As an employee, your pay into those benefits via your payslip. This safety net includes 60-67% of your net salary, as well as your health insurance costs for the entire duration of your unemployment benefits.
- If you are with a public Krankenkasse, you just need to notify them that you are unemployed and the rest will be taken care of itself.
- If you are with a private Krankenkasse, you have the right to cancel your private plan & switch to a public one to lower your costs. You can also decide to stay with a private health insurance provider, the Arbeitsagentur would then contribute to part of the costs
If you haven’t been able to contribute into ALG1/unemployment benefits before (students, mini-jobbers, freelancers), you can apply for ALG2 benefits instead.
Dental healthcare in Germany
The German healthcare system takes good care of your teeth with trained professionals and up to-date equipment. Basic care is provided as standard by all healthcare providers in Germany:
- Regular checkups
- Teeth descaling
- Fillings with standard material
- Teeth removal
Other more extensive treatments (such as parodontologie treatments, fillings with premium composites, crowns, dentures implants, tooth replacements, surgery related to aesthetics/looks) are treated differently.
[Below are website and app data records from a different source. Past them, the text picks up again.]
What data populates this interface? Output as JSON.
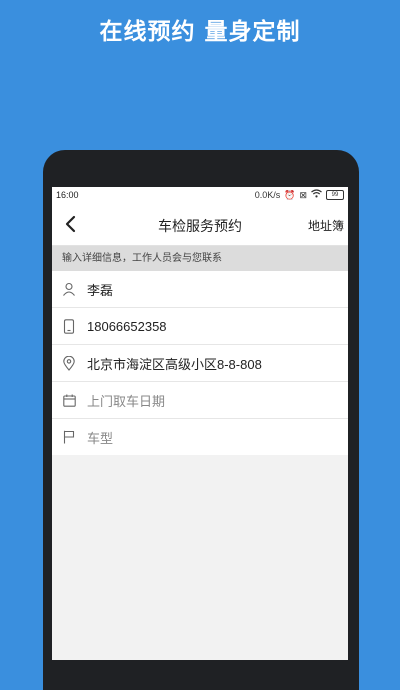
{
  "promo": {
    "title": "在线预约 量身定制"
  },
  "status_bar": {
    "time": "16:00",
    "speed": "0.0K/s",
    "battery": "99"
  },
  "nav": {
    "title": "车检服务预约",
    "right_label": "地址簿"
  },
  "hint": "输入详细信息，工作人员会与您联系",
  "form": {
    "name": "李磊",
    "phone": "18066652358",
    "address": "北京市海淀区高级小区8-8-808",
    "date_placeholder": "上门取车日期",
    "car_placeholder": "车型"
  },
  "colors": {
    "background": "#3a8fde",
    "screen_bg": "#f2f2f2",
    "hint_bg": "#dcdcdc"
  },
  "icons": [
    "back-arrow-icon",
    "person-icon",
    "phone-icon",
    "location-pin-icon",
    "calendar-icon",
    "flag-icon"
  ]
}
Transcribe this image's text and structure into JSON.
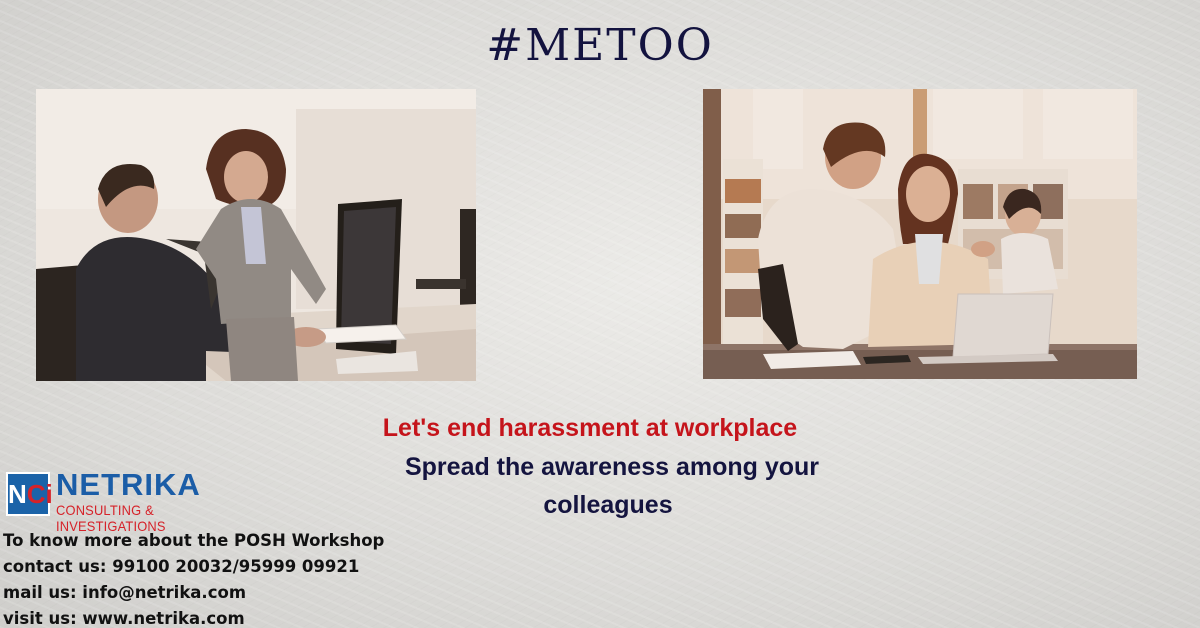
{
  "title": "#METOO",
  "images": {
    "left": {
      "description": "Woman in grey suit pulling the tie of a seated man at a computer desk"
    },
    "right": {
      "description": "Man leaning over a woman seated at a laptop in an office with bookshelves"
    }
  },
  "tagline": {
    "line1": "Let's end harassment at workplace",
    "line2": "Spread the awareness among your",
    "line3": "colleagues"
  },
  "logo": {
    "mark_left": "N",
    "mark_right": "Ci",
    "name": "NETRIKA",
    "subtitle": "CONSULTING & INVESTIGATIONS"
  },
  "contact": {
    "line1": "To know more about the POSH Workshop",
    "line2": "contact us: 99100 20032/95999 09921",
    "line3": "mail us: info@netrika.com",
    "line4": "visit us: www.netrika.com"
  },
  "colors": {
    "title": "#13133f",
    "highlight_red": "#c5141b",
    "navy": "#14143f",
    "brand_blue": "#1b5da7",
    "brand_red": "#d62229"
  }
}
Public healthcare companies will cover only 60% to 70% of the costs. If you go with a private health insurance in Germany, you will be able to decide exactly what will be covered, and how it will be covered.
If you want more detailed information and whether you really need a complementary dental insurance in Germany, feel free to read this detailed post.
Mental healthcare in Germany
Health insurance in Germany is not just about the body but also the mind. This field is also part of healthcare and it is covered to a certain extent.
Costs associated to psychotherapy for mental illnesses are covered by public Krankenkassen, also if those disorders come from another condition, even physical ones (depression in case of cancer for example). They however only recognize those 3 methodologies:
- Behavioral therapy
- Analytical psychotherapy
- Depth psychology therapy
Up to 300 sessions can be covered, depending on the methodology.
Private Krankenkassen may chose to cover other methodologies/therapies than the ones listed above. Look closely at the extent of coverage you have in the package/plan you book.
Health insurance options for expats Germany – FAQ
Private health insurance makes sense in only a few cases. One of them is because you are earning so much that your are financially safe forever and your money is best invested elsewhere. The other one is because it’s the only available option you can afford right now in order to make progress during your time in Germany. If you are not in one of those cases, switching to private is simply not worth it.
It’s an option but not an obligation. You can also stay with public. It depends on your situation. If you stay with public, you will then switch to “voluntary contribution” (Freiwillig versichert). Self-employed people can also choose to stay in the public system, to make use of its advantages, despite the higher costs compare to private coverage.
Freiwillig (versichert) offers the same coverage and conditions as a normal public policy. However, your employer will no longer bare half of your contributions, but instead will pay a so-called “maximum contribution share”, set at 358,60€. This has for the effect to indirectly increase your net salary, since your employer will be paying less contribution.
No. You are free to switch and pick providers of your preference, regardless of the company you are working for.
The unfortunate answer is: it depends. If generally speaking, it can be deemed affordable compared to some other systems in the word, the actual contribution amount is tied to professional situation & income. If you stay with the public system, contributions are set by law at 14,6% of your gross income. If you are with a private provider, contributions are set by an assessment of your health risks. You can read more details in this post.
I hope this introduction helped to understand the system and make a better choice for your own coverage. Good luck and feel free to leave a comment if you have any questions.